Beware of false warnings

Code live check may raise false warnings.

In the example below, the compilation variable ARDUINO isn’t set with a specific value. As a consequence, the pre-processing statement #if...else...endif branches to #include "WProgram.h". Because WProgram.h doesn’t exist, code live check mentions an error.

However, during compilation, the variable ARDUINO is populated with 10807. The pre-processing statement #if...else...endif branches to #include "Arduino.h". Building and linking succeed.

Similarly, some functions like Serial.println() may be reported as an error under the Semantic Issue category. Again, building and linking succeed.

The environment for editing and the environment for compiling are different. For editing and thus performing live code check, Xcode uses its own tools. For compiling, Xcode relies on the external building system of embedXcode, which provides the exact environment to complete the task successfully with the Wiring / Arduino framework.

To disable code live check,

Use the Touch Bar

Xcode provides useful short-cuts if your Mac features a Touch Bar.

However, with Xcode on any Mac, call the menu Window > Show Touch Bar or press Cmd+Shift+5 to display the Touch Bar on the screen.


  • Install and use a utility like Touché .

Use bookmarks

We can use the breakpoints as bookmarks.

To display the bookmarks,

  • Click on the Breakpoint Navigator button:

To add a bookmark,

  • Select the line:

  • Click on the line number, here 113 of function loop(). The bookmark is added.

Multiple bookmarks can be added. They are grouped by file within the project.

To reach a position,

  • Just click on the bookmark you want to go, here line 104 of setup().

Bookmarks are actually breakpoints. They may conflict with the debug mode.

None of the Processing-based Wiring-derived Arduino-like IDEs has implemented debugging yet, except Energia for the LaunchPad boards.

To disable or remove the breakpoints,

Commit and compare code versions

Xcode manages versions if source control has been checked when creating the new project.

Alternatively, if the option hasn’t been check when creating the project,

  • Call the menu Source Control > Create Git Repositories…

Commit a new version

To commit a new version,

  • Either call the menu Source Control > Commit,

  • Or press Cmd+Alt+C.

  • Select the files to commit.

  • Enter a comment.

  • Click on Commit the Files.
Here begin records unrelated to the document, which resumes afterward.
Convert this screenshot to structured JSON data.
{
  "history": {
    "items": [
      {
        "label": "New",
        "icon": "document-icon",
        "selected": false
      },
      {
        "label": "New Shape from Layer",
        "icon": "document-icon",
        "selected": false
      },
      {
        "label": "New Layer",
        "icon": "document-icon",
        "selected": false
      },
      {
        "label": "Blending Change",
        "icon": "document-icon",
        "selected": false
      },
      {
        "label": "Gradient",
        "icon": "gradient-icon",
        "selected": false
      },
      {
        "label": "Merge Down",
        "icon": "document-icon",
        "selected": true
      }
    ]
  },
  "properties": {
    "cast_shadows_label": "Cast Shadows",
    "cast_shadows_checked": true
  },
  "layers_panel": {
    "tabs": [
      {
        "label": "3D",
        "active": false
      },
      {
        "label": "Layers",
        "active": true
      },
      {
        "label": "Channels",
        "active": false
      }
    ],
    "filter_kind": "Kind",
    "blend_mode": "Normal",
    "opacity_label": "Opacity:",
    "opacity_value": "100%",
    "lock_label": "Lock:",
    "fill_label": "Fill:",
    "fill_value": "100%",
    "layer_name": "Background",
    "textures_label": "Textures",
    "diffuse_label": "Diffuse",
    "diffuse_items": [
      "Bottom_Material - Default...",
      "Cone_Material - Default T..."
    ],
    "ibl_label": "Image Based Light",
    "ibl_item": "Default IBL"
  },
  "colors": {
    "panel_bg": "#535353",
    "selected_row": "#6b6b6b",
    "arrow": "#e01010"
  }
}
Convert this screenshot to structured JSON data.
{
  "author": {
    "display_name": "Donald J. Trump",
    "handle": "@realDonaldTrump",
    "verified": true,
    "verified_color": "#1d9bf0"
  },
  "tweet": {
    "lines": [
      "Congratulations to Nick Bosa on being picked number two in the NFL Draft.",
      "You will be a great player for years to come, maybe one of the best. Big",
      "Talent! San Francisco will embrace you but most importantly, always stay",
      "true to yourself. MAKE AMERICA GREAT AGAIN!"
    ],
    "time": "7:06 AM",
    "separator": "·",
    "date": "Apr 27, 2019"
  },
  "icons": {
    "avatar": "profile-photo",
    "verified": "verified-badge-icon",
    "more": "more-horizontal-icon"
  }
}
Compare versions

To compare versions, use the dedicated version editor.

  • To display the version editor, call the menu View > Version Editor > Show Version Editor or press Cmd+Alt+Shift+Enter or click on the button shown below.

The current and previous versions are displayed alongside.

In this example, line 103 has changed:

The button allows to discard changes.

The versions can be selected among the previously saved versions.

For more information on this feature and on others,

  • Please refer to the Xcode help.

Re-index the keywords for code-sense

Code-sense is a major feature of Xcode. Sometimes, keywords need to be re-indexed.

Apart from pretty colours on the code and enhanced visibility, code-sense brings:

  • Auto-completion,

  • Code-snippets and check-as-you-type code monitoring,

  • Click-to-definition

If code-sense doesn’t work, we need to force a re-indexing of the keywords.

To do so,

  • First close the project.

  • Call the menu Window > Projects.

The Projects window opens and shows the list of the projects.

  • Select the project.

The blue dot close to embed2 means this project is open.

  • If a blue dot appears close to embed1, close the project first.

The index is saved within the Derived Data folder.

  • Click on the Delete… button to delete the index.

  • Confirm the deletion with Delete.

  • Load the project again.

There’s no code-sense yet: everything is in black-and-white, except standard C++ keywords in red, pre-processing statements in brown, comments in green and numbers in blue.

The index is being built again.

Once the index is built, code-sense shows pretty colours.